Using the wrong type of nail can lead to improper fastening and may void any warranties.

Can I adjust the depth of drive on both siding and roofing nailers?

Yes, both siding and roofing nailers come with adjustable depth-of-drive settings. These settings allow you to control the depth to which the nail is driven into the material. Adjusting the depth is crucial to ensuring the nails are flush with the surface, providing a neat and professional finish while preventing damage to the materials.

Which safety precautions should I take when using either type of nailer?
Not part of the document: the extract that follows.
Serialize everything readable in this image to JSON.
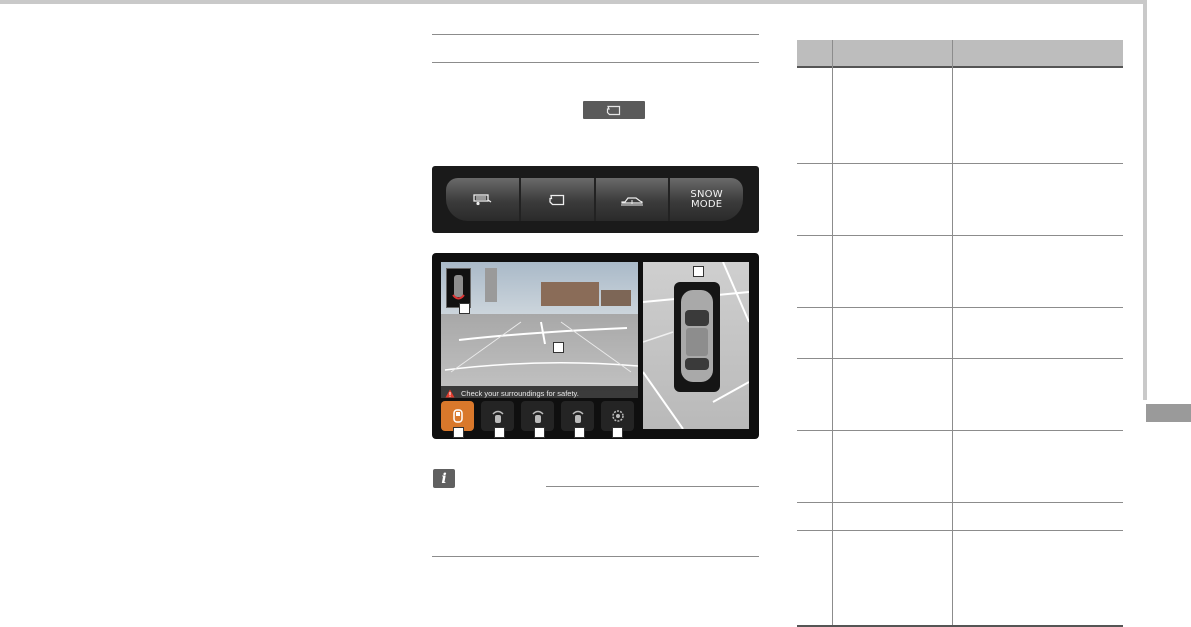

Safety is paramount when using any power tool. When using a siding or roofing nailer, always wear appropriate personal protective equipment (PPE), such as safety glasses, hearing protection, and work gloves. Keep your hands away from the nailer’s firing area and ensure it is disconnected from the air supply when not in use.

Additionally, familiarize yourself with the nailer’s user manual to understand its features and operating instructions thoroughly. Regularly inspect the nailer for any signs of damage or wear and perform maintenance as recommended by the manufacturer.

Related Reviews:

  1. Hammer Vs Framing Nailer Vs Palm Nailer: An Intensive Comparison
  2. Brad Nailer Vs Finish Nailer: Reveal The Truth Behind It
  3. Finish Nailer Vs Framing Nailer: Which Is Good For What?
  4. Nail Gun Not Shooting Nails – What Would You’ve To Do Next?
  5. How To Install Hardie Siding Without A Nail Gun?
5/5 - (1 vote)

Tools Mirror is reader-supported. When you shop through retailer links on our site, we may earn an affiliate commission at no cost to you.

Tushar Mirror

Toolsmirror is a group of co-fighters led by Engr. Tushar is dedicated to gathering information, analyzing & test various items, and releasing reviews on various woodwork and outdoor tools. Our mission is to provide our readers with the most up-to-date ideas and approaches, as well as reveal the genuine features that will assist them in selecting the best items for their professions and DIY projects.

Recent Posts